So, about the car industry, a support of demand is indispensable but it must not be limited to electric vehicles because, despite heavy subventions and due to their low autonomy, they only arouse a marginal appetite from clients. On the same, if it is chosen to support thermal insulation works to help the construction sector, it is counter-productive to limit these subventions according to the revenue level because these who have low ones are not in situation, despite these subventions, to finance works whose cost-effectiveness is only a long term one.
The support, which is indispensable to the survival of many groups must be conditioned to a major change of their strategy when it had, in the past in Renault for instance, consisted in massive de-localizations or, as in the pharmaceutical industry, to sub-contract the production of essential components. It must also have, as a counterpart, a radical attitude change with suppliers, through favoring proximity, guaranteeing them a reasonable profitability and especially in reducing payment delays which are imposed to them. In that domain, the State and the public companies must also make their practices moving. The government has enough pressure tools and if the top managers of some companies refuse these changes, the asked supports can be conditioned to their departure.
The rise of the State in the capital of some groups must not be a taboo. In many occasions, and it is not necessary to come back to 1982, that action has been successful, as in the Alstom case fifteen years ago or, more recently, with Peugeot. Taxpayers must be satisfied because in most of the cases, when the State sold its whole or a share of its participation, it realized a capital gain.
In the past, the supporting policy in favor of enterprises has been offered without any counterpart and was not focused. The sectors which were exposed to international competition did not receive more than these which were protected from it as retailers, banks or insurance companies. The analysis of French foreign trade evolution shows that the expected result, the rebound of a supposed lost competitiveness, has not been reached. These social and fiscal charges transfers have been financed by an increased taxation of household and an augmentation of the public indebtedness. That had an unfavorable impact on activity and French economy during these last ten years endured its lowest growth since 1945. The crisis it is going through will cause the deepest recession since the war. The only possible answer is a deep change of the economic policy.
The industrial policy is not a matter of ideology but of practices. To rethink it to adapt it to our international environment and to make it understood by economic agents would be a central element of this new economic policy.
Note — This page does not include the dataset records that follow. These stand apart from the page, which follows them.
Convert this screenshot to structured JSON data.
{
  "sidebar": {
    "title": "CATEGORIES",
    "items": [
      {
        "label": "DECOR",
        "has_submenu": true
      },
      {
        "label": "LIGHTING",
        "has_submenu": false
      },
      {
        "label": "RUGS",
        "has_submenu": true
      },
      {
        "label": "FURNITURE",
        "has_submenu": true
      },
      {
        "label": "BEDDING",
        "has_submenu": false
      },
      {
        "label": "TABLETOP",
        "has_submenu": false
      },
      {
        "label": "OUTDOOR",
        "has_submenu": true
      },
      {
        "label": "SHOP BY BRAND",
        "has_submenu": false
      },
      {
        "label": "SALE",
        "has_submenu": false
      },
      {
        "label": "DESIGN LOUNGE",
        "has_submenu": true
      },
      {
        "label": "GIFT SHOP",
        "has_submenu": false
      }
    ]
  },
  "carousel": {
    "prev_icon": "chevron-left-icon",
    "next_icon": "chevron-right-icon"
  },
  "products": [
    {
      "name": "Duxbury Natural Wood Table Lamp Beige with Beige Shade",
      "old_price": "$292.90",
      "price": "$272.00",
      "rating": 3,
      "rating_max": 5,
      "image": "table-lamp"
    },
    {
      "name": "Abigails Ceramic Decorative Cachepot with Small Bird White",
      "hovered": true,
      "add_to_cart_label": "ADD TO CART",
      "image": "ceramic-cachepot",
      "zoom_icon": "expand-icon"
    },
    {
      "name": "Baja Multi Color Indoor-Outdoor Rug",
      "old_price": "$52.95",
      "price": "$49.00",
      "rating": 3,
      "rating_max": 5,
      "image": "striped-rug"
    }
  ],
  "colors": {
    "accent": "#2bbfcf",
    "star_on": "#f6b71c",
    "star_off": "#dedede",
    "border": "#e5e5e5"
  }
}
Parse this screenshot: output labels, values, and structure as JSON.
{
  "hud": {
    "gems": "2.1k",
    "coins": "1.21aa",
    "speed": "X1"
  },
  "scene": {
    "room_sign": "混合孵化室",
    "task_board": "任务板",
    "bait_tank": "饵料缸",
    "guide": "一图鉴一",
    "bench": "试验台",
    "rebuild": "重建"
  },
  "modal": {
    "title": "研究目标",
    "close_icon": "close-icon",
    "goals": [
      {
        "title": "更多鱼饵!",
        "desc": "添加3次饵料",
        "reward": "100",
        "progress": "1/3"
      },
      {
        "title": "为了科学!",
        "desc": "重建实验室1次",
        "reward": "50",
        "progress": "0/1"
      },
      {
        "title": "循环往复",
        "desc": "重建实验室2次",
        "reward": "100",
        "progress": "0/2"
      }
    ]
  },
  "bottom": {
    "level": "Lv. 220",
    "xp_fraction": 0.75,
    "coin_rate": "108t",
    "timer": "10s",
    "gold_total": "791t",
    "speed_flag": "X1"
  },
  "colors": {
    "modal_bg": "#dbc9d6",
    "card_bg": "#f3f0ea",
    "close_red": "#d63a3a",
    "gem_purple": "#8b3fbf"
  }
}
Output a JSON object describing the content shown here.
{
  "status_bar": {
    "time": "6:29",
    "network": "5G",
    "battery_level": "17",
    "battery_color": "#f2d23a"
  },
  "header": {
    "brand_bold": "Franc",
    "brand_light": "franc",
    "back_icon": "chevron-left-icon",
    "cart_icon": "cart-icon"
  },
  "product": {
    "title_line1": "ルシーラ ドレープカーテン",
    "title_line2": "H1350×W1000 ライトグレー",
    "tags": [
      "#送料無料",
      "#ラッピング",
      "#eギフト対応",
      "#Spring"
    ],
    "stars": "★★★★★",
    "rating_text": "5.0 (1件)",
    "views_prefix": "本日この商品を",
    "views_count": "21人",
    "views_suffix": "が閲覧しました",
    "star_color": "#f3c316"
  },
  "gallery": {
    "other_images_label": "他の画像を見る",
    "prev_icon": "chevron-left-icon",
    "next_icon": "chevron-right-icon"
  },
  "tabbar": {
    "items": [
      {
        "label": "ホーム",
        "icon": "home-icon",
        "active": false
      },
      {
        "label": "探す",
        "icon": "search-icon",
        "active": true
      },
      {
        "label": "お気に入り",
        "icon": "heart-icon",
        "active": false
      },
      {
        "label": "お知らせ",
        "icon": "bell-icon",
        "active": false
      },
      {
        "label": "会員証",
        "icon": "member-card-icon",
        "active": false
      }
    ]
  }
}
The seriousness of the situation demands the support of everyone and a change in behaviors because it is an illusion to think that the simple announcement of supporting plans along with hundreds of billions will be enough to ensure the rebound of the French industry.